General Order 62 of the 4th May 1926 concerned the Emergency Regulations of 1926 and instructions for 50 Hertfordshire Police Officers, made up of three Inspectors, seven Sergeants and 40 Constables, to be on standby should the Secretary of State call upon the County Force to draft men elsewhere at short notice. These included officers from A,B,C, D and E Divisions. Orders for equipment and clothing would be issued if and when necessary, but the men were advised that they would require some sort of haversack. Albert was one of the Constables named in the list. There is no record that Albert was called upon.
Qualification To Sergeant, Promotion And A Transfer.
General Order 12 of 19th January 1927 announced the results of the Promotion Examination for Constable to Sergeant held on the 18th December 1926. Albert was one of 23 successful candidates.
General Order 15 of the 22nd January 1927 then announced that from the 27th January 1927 Albert was being promoted to Acting Sergeant. This brought an increase of pay to £5/0/0 per week.
General Order 16 of the 22nd January 1927 unsurprisingly informed Albert that from the 3rd February 1927 he was being transferred from B Division at Letty Green to R Division at Headquarters to occupy the house vacated by Sergeant Calcutt. The Electoral Rolls of 1927 to 1929 list Albert and Elizabeth Day as living at the Constabulary Cottages, Hatfield.
Albert was awarded pay increases from £5/0/0 to £5/2/6 per week from the 27th January 1928 and from £5/2/6 to £5/5/0 per week from the 27th January 1929,
On the 20th December 1929 Albert was transferred from R Division at Headquarters to C Division at Watford. The 1930 Electoral Roll lists Albert and Elizabeth Day as living at the Police Station St Albans Road, Watford.

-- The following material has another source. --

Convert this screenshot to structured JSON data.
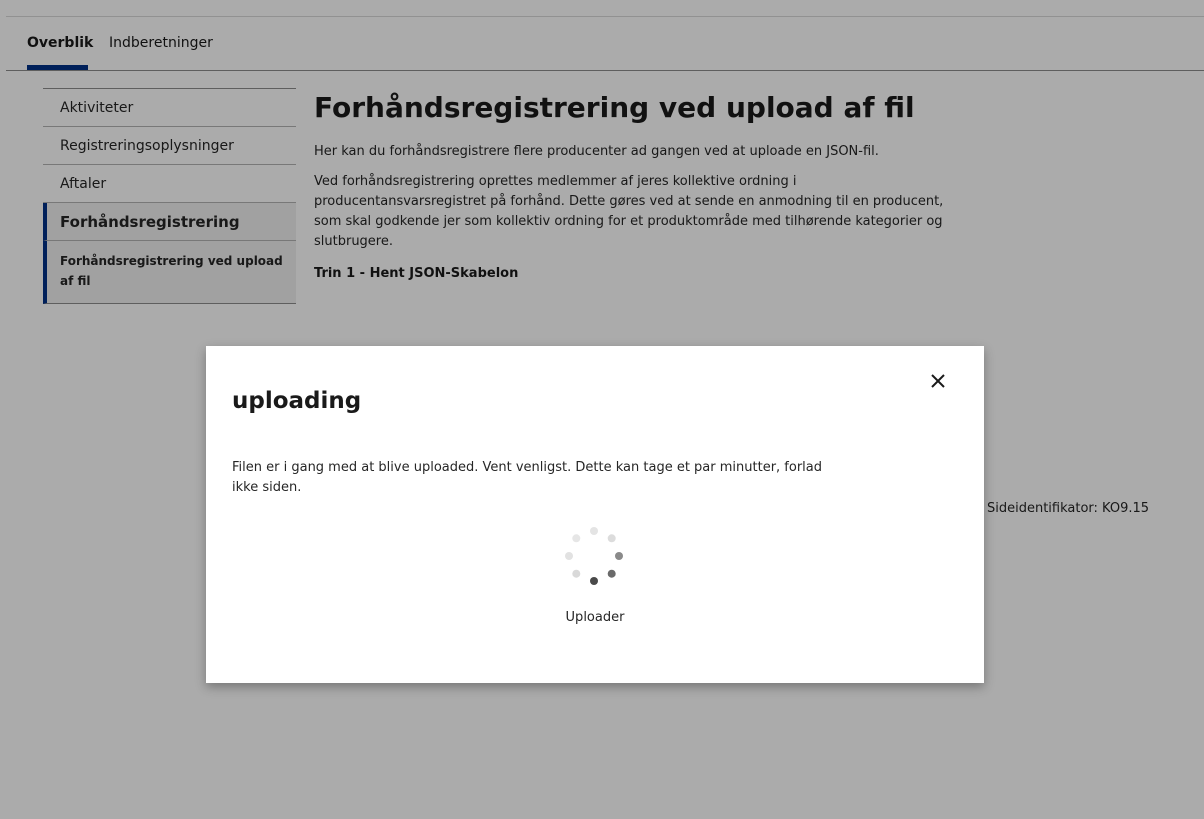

Albert was awarded pay increases from £5/5/0 to £5/7/6 per week from the 27th January 1930, from £5/7/6 to £5/10/0 per week from the 27th January 1931 and from £5/10/0 to £5/12/6 per week from the 27th January 1932.

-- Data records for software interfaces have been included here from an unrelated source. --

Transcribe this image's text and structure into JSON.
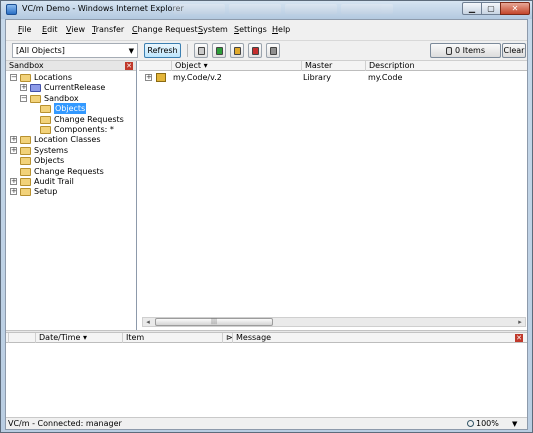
{
  "window": {
    "title": "VC/m Demo - Windows Internet Explorer"
  },
  "menu": [
    "File",
    "Edit",
    "View",
    "Transfer",
    "Change Request",
    "System",
    "Settings",
    "Help"
  ],
  "toolbar": {
    "scope_value": "[All Objects]",
    "refresh_label": "Refresh",
    "items_label": "0 Items",
    "clear_label": "Clear",
    "object_icons": [
      {
        "name": "object-wire-icon",
        "color": "#c9c9c9"
      },
      {
        "name": "object-green-icon",
        "color": "#2e9e3a"
      },
      {
        "name": "object-gold-icon",
        "color": "#e0a92a"
      },
      {
        "name": "object-red-icon",
        "color": "#c42d2d"
      },
      {
        "name": "object-gray-icon",
        "color": "#8f8f8f"
      }
    ]
  },
  "left_pane": {
    "title": "Sandbox",
    "tree": [
      {
        "label": "Locations",
        "expander": "−"
      },
      {
        "label": "CurrentRelease",
        "expander": "+"
      },
      {
        "label": "Sandbox",
        "expander": "−"
      },
      {
        "label": "Objects",
        "expander": ""
      },
      {
        "label": "Change Requests",
        "expander": ""
      },
      {
        "label": "Components: *",
        "expander": ""
      },
      {
        "label": "Location Classes",
        "expander": "+"
      },
      {
        "label": "Systems",
        "expander": "+"
      },
      {
        "label": "Objects",
        "expander": ""
      },
      {
        "label": "Change Requests",
        "expander": ""
      },
      {
        "label": "Audit Trail",
        "expander": "+"
      },
      {
        "label": "Setup",
        "expander": "+"
      }
    ]
  },
  "grid": {
    "columns": [
      "Object",
      "Master",
      "Description"
    ],
    "rows": [
      {
        "expander": "+",
        "object": "my.Code/v.2",
        "master": "Library",
        "description": "my.Code"
      }
    ]
  },
  "messages": {
    "columns": [
      "Date/Time",
      "Item",
      "Message"
    ]
  },
  "status": {
    "text": "VC/m - Connected: manager",
    "zoom": "100%"
  }
}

On the 31st March 1937 Albert was transferred from C Division at Watford to A Division at Buntingford. The 1939 Register records Albert and Elizabeth Day as living at the Police Station, High Street, Braughing.
There is a comment in the margin of Albert’s Record Sheet: “No street duty on account of war”, signed W.R. West Supt. but there is no explanation for this.

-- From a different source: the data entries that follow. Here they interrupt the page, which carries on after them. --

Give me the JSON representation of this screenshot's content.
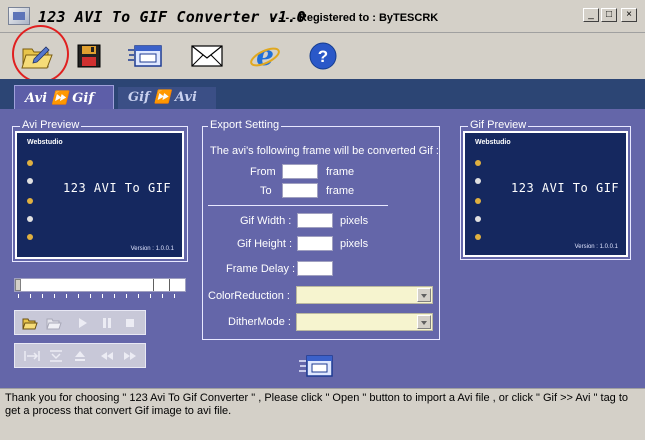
{
  "window": {
    "title": "123 AVI To GIF Converter v1.0",
    "registration": "- - - - Registered to :  ByTESCRK",
    "controls": {
      "minimize": "_",
      "maximize": "□",
      "close": "×"
    }
  },
  "toolbar": {
    "items": [
      {
        "icon": "open-folder-icon",
        "interactable": true
      },
      {
        "icon": "save-disk-icon",
        "interactable": true
      },
      {
        "icon": "convert-window-icon",
        "interactable": true
      },
      {
        "icon": "mail-envelope-icon",
        "interactable": true
      },
      {
        "icon": "internet-explorer-icon",
        "interactable": true
      },
      {
        "icon": "help-question-icon",
        "interactable": true
      }
    ],
    "highlight_color": "#e02020"
  },
  "tabs": [
    {
      "label": "Avi ⏩ Gif",
      "active": true
    },
    {
      "label": "Gif ⏩ Avi",
      "active": false
    }
  ],
  "avi_preview": {
    "label": "Avi Preview",
    "logo": "Webstudio",
    "text": "123 AVI To GIF",
    "version": "Version : 1.0.0.1"
  },
  "gif_preview": {
    "label": "Gif Preview",
    "logo": "Webstudio",
    "text": "123 AVI To GIF",
    "version": "Version : 1.0.0.1"
  },
  "export": {
    "label": "Export  Setting",
    "heading": "The avi's following frame will be converted Gif :",
    "from_label": "From",
    "from_value": "",
    "from_unit": "frame",
    "to_label": "To",
    "to_value": "",
    "to_unit": "frame",
    "gif_width_label": "Gif Width :",
    "gif_width_value": "",
    "gif_width_unit": "pixels",
    "gif_height_label": "Gif Height :",
    "gif_height_value": "",
    "gif_height_unit": "pixels",
    "frame_delay_label": "Frame Delay :",
    "frame_delay_value": "",
    "color_reduction_label": "ColorReduction :",
    "color_reduction_value": "",
    "dither_mode_label": "DitherMode :",
    "dither_mode_value": ""
  },
  "playback": {
    "position": 0,
    "buttons_row1": [
      "open-icon",
      "open-gray-icon",
      "play-icon",
      "pause-icon",
      "stop-icon"
    ],
    "buttons_row2": [
      "mark-in-icon",
      "mark-out-icon",
      "eject-icon",
      "rewind-icon",
      "fast-forward-icon"
    ]
  },
  "status": {
    "text": " Thank you for choosing \" 123 Avi To Gif Converter \" , Please click \" Open \" button  to import a Avi file , or click \" Gif >> Avi \" tag to get a process that convert Gif image to avi file."
  },
  "colors": {
    "panel": "#6466a9",
    "strip": "#2c4574",
    "preview": "#15285f",
    "combo": "#f6f4cf"
  }
}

In Hot Water.
On the 27th June 1940 the Chief Constable reduced Albert to the rank of Constable with pay at £4/10/0 per week for knowingly making a false statement on a principal complaint together with execution of service received from Chief Constable Elgin in respect of a John George Murray of Coles Park, Buntingford, relating to an offence contravening Article 62 of the Defence (General) Regulations 1939.
A Final Transfer.
On the 8th July 1940 Albert was transferred from A Division at Buntingford to E Division at Stevenage. On the 27th June 1941 he was awarded an increase in pay from £4/10/0 to £4/12/6 per week.
Between the 26th February and the 1st March 1942, he was off sick with an injury to a hand which was recorded as an injury on duty. On the 27th June 1942 he was awarded a pay increase from £4/12/6 to £4/15/0 per week.
On the 1st August 1942 Albert was promoted to Sergeant again and received a pay increase to £5/0/0 per week. On the 30th October 1942 he was granted an allowance of £5/12/6.
Albert received four further pay increases beginning on the 1st August 1943 to £5/2/6, then from the 1st August 1944 to £5/5/0, then from the 1st April 1945 to £6/14/0 and finally from the 1st August 1945 to £6/17/0.
Retirement And Life After The Police.
On the 31st December 1945 retired as a Sergeant on pension on completion of his service on a superannuation of £238/2/5.
His Police Service Records shows that for a while he lived at Marine House, Fore Street, Beer, Devon.
On the 5th July 1976 Albert Thomas Day, a retired Police Sergeant of 14, Peagen Flats, Townsend, Beer, Seaton, Devon, died.